Task objective:
Go through the data and copy each line where the string "icon" appears.

Provided entries:

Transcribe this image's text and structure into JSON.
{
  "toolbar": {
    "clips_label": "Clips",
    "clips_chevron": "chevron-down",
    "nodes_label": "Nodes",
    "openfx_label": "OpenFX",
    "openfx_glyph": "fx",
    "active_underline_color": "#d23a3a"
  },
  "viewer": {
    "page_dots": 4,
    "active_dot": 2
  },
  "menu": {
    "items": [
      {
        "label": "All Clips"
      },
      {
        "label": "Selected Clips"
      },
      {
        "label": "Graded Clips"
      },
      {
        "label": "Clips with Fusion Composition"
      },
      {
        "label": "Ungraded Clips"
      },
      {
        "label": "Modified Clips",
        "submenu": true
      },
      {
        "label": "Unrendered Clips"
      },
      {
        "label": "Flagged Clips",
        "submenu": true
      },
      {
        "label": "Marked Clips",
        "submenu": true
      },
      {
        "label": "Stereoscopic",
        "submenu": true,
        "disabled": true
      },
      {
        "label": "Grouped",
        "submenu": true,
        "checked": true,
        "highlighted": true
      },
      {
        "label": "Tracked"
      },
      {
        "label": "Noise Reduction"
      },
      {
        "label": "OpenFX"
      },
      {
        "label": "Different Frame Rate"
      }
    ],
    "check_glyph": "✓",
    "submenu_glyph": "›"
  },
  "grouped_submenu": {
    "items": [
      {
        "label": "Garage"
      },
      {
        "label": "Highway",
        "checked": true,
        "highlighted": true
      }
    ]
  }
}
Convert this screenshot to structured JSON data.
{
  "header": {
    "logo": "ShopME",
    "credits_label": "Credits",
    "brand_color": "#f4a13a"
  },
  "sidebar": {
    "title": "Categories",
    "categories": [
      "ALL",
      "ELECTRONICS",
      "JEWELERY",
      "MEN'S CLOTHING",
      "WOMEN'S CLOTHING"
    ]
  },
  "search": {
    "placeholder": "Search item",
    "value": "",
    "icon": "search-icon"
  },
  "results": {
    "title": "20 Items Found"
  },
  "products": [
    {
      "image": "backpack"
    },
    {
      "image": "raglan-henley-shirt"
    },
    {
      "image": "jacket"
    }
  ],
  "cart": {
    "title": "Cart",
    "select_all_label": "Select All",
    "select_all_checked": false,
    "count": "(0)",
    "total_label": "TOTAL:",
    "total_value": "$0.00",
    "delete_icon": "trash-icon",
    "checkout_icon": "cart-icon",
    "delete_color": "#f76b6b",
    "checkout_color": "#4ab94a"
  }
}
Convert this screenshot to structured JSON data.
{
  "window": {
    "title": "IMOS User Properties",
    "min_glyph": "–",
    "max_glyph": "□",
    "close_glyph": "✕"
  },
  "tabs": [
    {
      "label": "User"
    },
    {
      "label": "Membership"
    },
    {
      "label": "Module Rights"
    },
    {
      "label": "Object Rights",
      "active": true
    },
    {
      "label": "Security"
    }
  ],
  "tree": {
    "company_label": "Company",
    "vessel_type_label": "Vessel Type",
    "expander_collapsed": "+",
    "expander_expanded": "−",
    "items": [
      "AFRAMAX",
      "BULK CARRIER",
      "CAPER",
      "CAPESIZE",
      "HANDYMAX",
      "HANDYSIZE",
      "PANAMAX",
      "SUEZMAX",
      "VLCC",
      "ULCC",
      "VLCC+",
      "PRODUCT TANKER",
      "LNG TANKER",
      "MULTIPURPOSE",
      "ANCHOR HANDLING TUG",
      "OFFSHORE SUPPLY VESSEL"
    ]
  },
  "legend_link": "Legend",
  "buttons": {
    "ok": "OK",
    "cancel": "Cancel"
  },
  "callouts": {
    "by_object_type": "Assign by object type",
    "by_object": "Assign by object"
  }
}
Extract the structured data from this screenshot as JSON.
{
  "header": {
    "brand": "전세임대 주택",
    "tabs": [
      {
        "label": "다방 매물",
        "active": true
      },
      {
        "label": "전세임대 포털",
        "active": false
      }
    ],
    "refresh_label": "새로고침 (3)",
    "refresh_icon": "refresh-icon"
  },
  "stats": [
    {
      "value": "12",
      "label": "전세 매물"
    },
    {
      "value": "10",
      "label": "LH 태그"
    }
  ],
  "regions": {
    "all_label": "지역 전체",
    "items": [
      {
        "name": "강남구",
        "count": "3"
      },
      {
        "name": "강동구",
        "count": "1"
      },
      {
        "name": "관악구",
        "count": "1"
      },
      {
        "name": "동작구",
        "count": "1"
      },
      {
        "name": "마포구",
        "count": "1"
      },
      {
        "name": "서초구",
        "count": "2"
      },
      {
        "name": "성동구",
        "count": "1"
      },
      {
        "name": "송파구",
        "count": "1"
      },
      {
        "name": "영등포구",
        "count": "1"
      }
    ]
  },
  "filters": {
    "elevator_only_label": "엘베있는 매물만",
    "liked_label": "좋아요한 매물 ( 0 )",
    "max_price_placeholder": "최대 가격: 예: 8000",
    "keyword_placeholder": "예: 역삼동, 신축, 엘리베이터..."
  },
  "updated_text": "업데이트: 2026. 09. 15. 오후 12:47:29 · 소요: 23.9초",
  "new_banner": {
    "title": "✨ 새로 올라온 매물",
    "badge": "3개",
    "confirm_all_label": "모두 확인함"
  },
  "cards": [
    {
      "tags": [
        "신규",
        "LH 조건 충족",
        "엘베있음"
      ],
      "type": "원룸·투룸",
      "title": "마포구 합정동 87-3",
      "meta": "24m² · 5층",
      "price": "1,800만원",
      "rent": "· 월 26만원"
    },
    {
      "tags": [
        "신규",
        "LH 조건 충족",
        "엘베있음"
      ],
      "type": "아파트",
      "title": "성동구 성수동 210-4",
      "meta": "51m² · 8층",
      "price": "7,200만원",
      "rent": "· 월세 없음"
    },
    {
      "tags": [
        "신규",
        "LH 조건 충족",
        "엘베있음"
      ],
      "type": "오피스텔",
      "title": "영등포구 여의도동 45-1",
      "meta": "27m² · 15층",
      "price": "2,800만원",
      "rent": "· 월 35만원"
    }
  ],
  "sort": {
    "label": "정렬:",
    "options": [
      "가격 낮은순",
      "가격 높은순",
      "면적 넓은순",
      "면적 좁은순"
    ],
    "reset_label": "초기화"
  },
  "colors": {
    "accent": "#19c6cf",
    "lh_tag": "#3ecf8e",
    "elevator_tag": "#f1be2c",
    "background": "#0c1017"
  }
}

Answer space:
    "icon": "search-icon"
    "delete_icon": "trash-icon",
    "checkout_icon": "cart-icon",
    "refresh_icon": "refresh-icon"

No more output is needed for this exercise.